- **Element data from apps and pages**
□ □ □ □ □ □ □
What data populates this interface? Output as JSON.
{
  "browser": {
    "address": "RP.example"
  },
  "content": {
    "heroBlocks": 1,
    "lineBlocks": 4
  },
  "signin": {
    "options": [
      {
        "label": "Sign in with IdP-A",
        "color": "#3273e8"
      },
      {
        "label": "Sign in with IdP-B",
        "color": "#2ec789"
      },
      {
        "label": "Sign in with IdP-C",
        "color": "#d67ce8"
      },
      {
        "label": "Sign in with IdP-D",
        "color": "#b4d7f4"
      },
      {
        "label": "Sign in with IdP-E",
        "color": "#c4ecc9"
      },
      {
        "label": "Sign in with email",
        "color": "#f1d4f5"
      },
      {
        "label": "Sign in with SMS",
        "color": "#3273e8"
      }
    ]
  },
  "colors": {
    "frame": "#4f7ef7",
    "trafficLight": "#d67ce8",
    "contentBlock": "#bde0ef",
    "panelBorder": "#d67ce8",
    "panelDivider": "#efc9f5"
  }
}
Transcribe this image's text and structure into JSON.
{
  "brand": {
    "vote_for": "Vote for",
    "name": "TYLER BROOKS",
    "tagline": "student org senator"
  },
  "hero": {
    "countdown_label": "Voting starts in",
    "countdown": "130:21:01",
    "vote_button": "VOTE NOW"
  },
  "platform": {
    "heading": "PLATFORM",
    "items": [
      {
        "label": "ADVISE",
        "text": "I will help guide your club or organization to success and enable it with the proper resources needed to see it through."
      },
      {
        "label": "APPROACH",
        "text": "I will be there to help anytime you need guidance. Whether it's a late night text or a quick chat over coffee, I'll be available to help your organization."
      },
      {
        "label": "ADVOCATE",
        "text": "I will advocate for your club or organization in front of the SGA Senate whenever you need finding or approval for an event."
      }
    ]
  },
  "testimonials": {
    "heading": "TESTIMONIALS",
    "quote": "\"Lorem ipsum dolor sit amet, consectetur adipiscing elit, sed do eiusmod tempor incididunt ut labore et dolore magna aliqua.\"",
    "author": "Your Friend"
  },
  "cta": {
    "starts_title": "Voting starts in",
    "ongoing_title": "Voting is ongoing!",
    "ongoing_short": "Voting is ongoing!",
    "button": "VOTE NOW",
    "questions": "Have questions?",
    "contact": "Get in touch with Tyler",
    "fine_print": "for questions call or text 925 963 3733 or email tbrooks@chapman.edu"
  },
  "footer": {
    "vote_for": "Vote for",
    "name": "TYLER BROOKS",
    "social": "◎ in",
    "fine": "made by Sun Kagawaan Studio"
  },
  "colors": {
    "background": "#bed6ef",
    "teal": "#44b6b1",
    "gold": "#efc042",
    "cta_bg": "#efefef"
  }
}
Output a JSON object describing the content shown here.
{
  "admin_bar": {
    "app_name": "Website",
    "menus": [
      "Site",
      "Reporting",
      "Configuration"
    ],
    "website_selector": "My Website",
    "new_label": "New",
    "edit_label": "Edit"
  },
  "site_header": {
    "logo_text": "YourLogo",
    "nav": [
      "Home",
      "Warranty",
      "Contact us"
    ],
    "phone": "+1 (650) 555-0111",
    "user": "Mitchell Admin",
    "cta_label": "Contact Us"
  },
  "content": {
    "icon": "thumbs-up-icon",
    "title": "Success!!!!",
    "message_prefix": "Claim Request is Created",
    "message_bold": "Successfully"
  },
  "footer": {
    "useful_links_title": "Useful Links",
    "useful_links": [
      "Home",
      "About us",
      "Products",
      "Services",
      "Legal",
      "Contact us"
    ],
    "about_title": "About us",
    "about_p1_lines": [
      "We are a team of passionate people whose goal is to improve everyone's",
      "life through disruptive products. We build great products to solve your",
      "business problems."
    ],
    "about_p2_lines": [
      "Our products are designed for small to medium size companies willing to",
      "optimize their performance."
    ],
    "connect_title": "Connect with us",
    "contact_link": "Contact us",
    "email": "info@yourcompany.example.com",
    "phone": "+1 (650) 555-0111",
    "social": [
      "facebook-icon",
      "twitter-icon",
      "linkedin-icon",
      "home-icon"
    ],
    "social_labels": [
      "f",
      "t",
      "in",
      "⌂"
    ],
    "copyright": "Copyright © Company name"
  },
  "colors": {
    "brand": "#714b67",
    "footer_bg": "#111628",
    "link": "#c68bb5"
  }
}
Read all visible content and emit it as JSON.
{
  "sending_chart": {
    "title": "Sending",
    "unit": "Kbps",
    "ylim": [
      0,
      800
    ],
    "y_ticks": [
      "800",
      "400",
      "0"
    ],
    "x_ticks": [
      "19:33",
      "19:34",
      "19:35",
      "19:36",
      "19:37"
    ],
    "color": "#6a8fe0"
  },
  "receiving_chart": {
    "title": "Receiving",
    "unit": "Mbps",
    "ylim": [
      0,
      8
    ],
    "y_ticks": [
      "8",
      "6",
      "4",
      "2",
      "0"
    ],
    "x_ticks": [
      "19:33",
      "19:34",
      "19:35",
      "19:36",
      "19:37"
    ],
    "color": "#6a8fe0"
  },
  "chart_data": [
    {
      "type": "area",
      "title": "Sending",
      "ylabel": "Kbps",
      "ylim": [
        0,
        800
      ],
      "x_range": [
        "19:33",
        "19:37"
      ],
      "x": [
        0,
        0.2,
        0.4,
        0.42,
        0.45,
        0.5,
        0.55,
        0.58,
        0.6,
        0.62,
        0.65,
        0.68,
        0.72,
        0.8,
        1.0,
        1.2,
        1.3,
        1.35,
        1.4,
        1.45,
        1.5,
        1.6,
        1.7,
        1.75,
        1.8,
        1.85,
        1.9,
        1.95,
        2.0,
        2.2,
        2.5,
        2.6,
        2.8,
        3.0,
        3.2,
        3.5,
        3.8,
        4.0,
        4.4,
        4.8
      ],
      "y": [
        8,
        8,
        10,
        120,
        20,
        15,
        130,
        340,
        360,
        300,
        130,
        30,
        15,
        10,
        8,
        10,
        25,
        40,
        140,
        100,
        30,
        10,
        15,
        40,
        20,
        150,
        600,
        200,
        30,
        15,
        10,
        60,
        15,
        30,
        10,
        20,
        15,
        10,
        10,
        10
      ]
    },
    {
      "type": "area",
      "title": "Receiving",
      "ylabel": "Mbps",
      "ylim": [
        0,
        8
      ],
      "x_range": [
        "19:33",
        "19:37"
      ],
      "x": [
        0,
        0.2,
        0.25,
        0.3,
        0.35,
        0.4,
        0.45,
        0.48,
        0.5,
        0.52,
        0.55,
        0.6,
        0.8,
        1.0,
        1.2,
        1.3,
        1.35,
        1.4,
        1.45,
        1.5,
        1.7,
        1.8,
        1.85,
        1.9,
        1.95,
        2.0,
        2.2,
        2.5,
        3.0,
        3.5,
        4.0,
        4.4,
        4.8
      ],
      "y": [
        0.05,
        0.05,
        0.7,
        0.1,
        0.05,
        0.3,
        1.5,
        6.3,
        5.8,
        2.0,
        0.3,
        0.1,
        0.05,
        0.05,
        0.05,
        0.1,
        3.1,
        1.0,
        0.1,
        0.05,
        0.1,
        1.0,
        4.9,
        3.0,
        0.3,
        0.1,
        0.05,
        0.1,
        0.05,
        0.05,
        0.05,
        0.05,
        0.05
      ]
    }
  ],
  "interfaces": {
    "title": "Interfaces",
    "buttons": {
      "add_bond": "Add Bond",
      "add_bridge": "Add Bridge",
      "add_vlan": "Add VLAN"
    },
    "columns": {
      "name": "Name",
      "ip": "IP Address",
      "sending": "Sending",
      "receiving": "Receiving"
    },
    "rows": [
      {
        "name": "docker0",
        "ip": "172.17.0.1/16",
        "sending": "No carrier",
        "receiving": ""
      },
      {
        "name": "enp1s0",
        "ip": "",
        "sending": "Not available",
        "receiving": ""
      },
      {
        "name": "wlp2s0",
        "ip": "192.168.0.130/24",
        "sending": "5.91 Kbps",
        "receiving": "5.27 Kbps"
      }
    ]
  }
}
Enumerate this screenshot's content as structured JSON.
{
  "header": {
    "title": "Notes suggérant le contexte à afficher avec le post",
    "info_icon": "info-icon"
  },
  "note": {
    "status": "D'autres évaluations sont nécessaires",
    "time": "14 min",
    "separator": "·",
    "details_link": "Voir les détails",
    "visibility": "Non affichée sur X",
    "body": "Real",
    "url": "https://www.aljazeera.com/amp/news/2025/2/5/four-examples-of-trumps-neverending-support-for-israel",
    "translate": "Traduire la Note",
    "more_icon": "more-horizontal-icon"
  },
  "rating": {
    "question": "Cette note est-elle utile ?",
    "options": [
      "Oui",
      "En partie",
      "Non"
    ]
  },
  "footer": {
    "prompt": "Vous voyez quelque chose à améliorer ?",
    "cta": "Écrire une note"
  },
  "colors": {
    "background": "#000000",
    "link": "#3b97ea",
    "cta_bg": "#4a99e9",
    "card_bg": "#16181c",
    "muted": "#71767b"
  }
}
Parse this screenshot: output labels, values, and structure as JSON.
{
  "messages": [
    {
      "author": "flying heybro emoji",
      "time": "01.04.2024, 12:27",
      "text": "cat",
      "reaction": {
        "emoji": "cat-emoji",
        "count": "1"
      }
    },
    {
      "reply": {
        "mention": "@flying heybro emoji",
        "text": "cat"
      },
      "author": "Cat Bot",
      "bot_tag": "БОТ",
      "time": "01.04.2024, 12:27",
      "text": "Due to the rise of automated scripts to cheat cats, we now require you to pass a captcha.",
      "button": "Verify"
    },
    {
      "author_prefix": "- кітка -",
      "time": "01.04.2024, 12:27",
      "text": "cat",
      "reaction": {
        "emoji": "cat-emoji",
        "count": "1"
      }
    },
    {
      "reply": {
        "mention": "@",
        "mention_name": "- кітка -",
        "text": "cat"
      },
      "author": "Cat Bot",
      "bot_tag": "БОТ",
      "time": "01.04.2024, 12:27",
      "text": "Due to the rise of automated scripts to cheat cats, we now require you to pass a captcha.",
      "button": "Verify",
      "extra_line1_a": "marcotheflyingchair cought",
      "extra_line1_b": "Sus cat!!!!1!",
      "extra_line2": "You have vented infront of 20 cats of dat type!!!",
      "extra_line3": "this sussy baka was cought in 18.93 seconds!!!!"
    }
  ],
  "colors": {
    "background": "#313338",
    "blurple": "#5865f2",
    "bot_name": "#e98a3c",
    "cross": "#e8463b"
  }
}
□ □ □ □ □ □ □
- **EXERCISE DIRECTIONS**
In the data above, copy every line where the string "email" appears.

- **SOLUTION**
        "label": "Sign in with email",
    "fine_print": "for questions call or text 925 963 3733 or email tbrooks@chapman.edu"
    "email": "info@yourcompany.example.com",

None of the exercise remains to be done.